Of the lines below, count those containing the word "this". Reply with the number alone.

GIVEN RECORDS START

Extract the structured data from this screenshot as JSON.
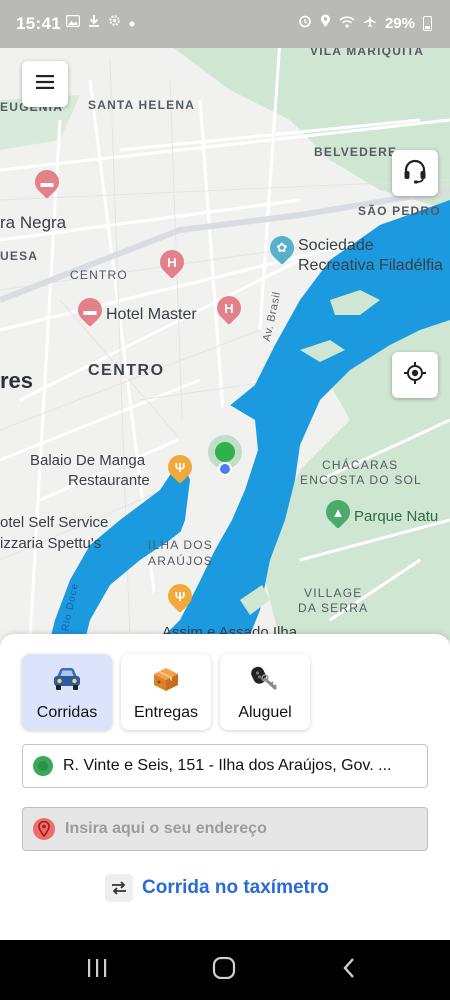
{
  "status_bar": {
    "time": "15:41",
    "battery": "29%",
    "left_icons": [
      "image-icon",
      "download-icon",
      "settings-icon",
      "dot-icon"
    ],
    "right_icons": [
      "alarm-icon",
      "location-icon",
      "wifi-icon",
      "airplane-icon",
      "battery-icon"
    ]
  },
  "map": {
    "labels": {
      "vila_mariquita": "VILA MARIQUITA",
      "eugenia": "EUGÊNIA",
      "santa_helena": "SANTA HELENA",
      "belvedere": "BELVEDERE",
      "sao_pedro": "SÃO PEDRO",
      "ra_negra": "ra Negra",
      "uesa": "UESA",
      "centro_small": "CENTRO",
      "sociedade": "Sociedade",
      "recreativa": "Recreativa Filadélfia",
      "hotel_master": "Hotel Master",
      "av_brasil": "Av. Brasil",
      "centro_big": "CENTRO",
      "res": "res",
      "balaio1": "Balaio De Manga",
      "balaio2": "Restaurante",
      "chacaras1": "CHÁCARAS",
      "chacaras2": "ENCOSTA DO SOL",
      "parque": "Parque Natu",
      "hotel_self": "otel Self Service",
      "pizzaria": "izzaria Spettu's",
      "ilha1": "ILHA DOS",
      "ilha2": "ARAÚJOS",
      "village1": "VILLAGE",
      "village2": "DA SERRA",
      "assim": "Assim e Assado Ilha",
      "river": "Rio Doce"
    },
    "colors": {
      "land": "#f2f2f0",
      "green": "#cfe8d2",
      "water": "#1b9ae0",
      "road": "#ffffff"
    }
  },
  "buttons": {
    "menu_icon": "menu-icon",
    "support_icon": "headset-icon",
    "recenter_icon": "gps-icon"
  },
  "sheet": {
    "tabs": [
      {
        "label": "Corridas",
        "icon": "car-icon",
        "active": true
      },
      {
        "label": "Entregas",
        "icon": "package-icon",
        "active": false
      },
      {
        "label": "Aluguel",
        "icon": "car-keys-icon",
        "active": false
      }
    ],
    "origin": "R. Vinte e Seis, 151 - Ilha dos Araújos, Gov. ...",
    "destination_placeholder": "Insira aqui o seu endereço",
    "taximeter_label": "Corrida no taxímetro",
    "accent": "#2a6ad8"
  }
}
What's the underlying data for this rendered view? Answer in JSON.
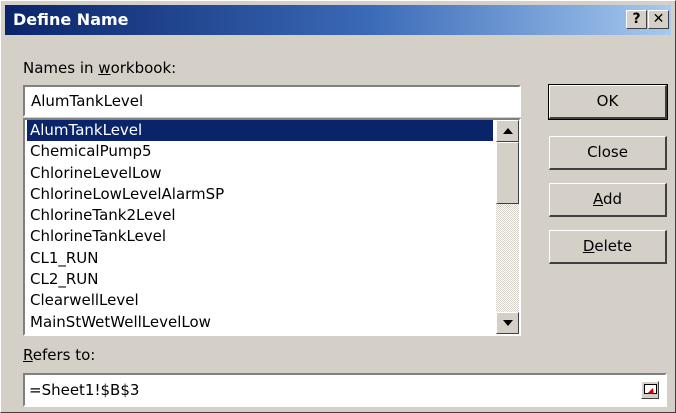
{
  "window": {
    "title": "Define Name",
    "help_label": "?",
    "close_label": "✕"
  },
  "names_label_prefix": "Names in ",
  "names_label_underlined": "w",
  "names_label_suffix": "orkbook:",
  "name_value": "AlumTankLevel",
  "names_list": [
    "AlumTankLevel",
    "ChemicalPump5",
    "ChlorineLevelLow",
    "ChlorineLowLevelAlarmSP",
    "ChlorineTank2Level",
    "ChlorineTankLevel",
    "CL1_RUN",
    "CL2_RUN",
    "ClearwellLevel",
    "MainStWetWellLevelLow"
  ],
  "selected_index": 0,
  "buttons": {
    "ok": "OK",
    "close": "Close",
    "add_underlined": "A",
    "add_rest": "dd",
    "delete_underlined": "D",
    "delete_rest": "elete"
  },
  "refers_label_underlined": "R",
  "refers_label_rest": "efers to:",
  "refers_value": "=Sheet1!$B$3",
  "colors": {
    "title_gradient_start": "#0a246a",
    "title_gradient_end": "#a6caf0",
    "selection": "#0a246a",
    "face": "#d4d0c8"
  }
}
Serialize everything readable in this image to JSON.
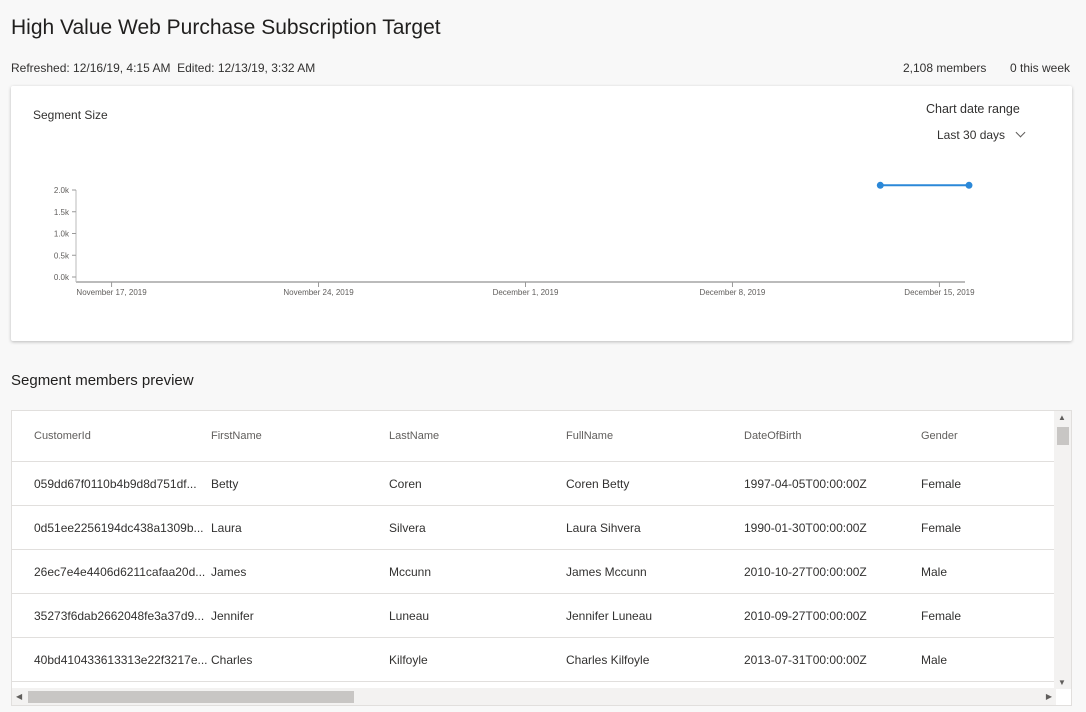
{
  "header": {
    "title": "High Value Web Purchase Subscription Target",
    "refreshed": "Refreshed: 12/16/19, 4:15 AM",
    "edited": "Edited: 12/13/19, 3:32 AM",
    "members": "2,108 members",
    "this_week": "0 this week"
  },
  "card": {
    "title": "Segment Size",
    "date_range_label": "Chart date range",
    "date_range_value": "Last 30 days"
  },
  "chart_data": {
    "type": "line",
    "title": "Segment Size",
    "x_range": [
      "2019-11-16",
      "2019-12-16"
    ],
    "ylim": [
      0,
      2000
    ],
    "yticks": [
      "0.0k",
      "0.5k",
      "1.0k",
      "1.5k",
      "2.0k"
    ],
    "xticks": [
      {
        "date": "2019-11-17",
        "label": "November 17, 2019"
      },
      {
        "date": "2019-11-24",
        "label": "November 24, 2019"
      },
      {
        "date": "2019-12-01",
        "label": "December 1, 2019"
      },
      {
        "date": "2019-12-08",
        "label": "December 8, 2019"
      },
      {
        "date": "2019-12-15",
        "label": "December 15, 2019"
      }
    ],
    "series": [
      {
        "name": "Segment size",
        "color": "#2b88d8",
        "points": [
          {
            "date": "2019-12-13",
            "value": 2108
          },
          {
            "date": "2019-12-16",
            "value": 2108
          }
        ]
      }
    ]
  },
  "preview": {
    "title": "Segment members preview",
    "columns": [
      "CustomerId",
      "FirstName",
      "LastName",
      "FullName",
      "DateOfBirth",
      "Gender"
    ],
    "rows": [
      [
        "059dd67f0110b4b9d8d751df...",
        "Betty",
        "Coren",
        "Coren Betty",
        "1997-04-05T00:00:00Z",
        "Female"
      ],
      [
        "0d51ee2256194dc438a1309b...",
        "Laura",
        "Silvera",
        "Laura Sihvera",
        "1990-01-30T00:00:00Z",
        "Female"
      ],
      [
        "26ec7e4e4406d6211cafaa20d...",
        "James",
        "Mccunn",
        "James Mccunn",
        "2010-10-27T00:00:00Z",
        "Male"
      ],
      [
        "35273f6dab2662048fe3a37d9...",
        "Jennifer",
        "Luneau",
        "Jennifer Luneau",
        "2010-09-27T00:00:00Z",
        "Female"
      ],
      [
        "40bd410433613313e22f3217e...",
        "Charles",
        "Kilfoyle",
        "Charles Kilfoyle",
        "2013-07-31T00:00:00Z",
        "Male"
      ]
    ]
  }
}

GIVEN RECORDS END

FINISHED TASK
4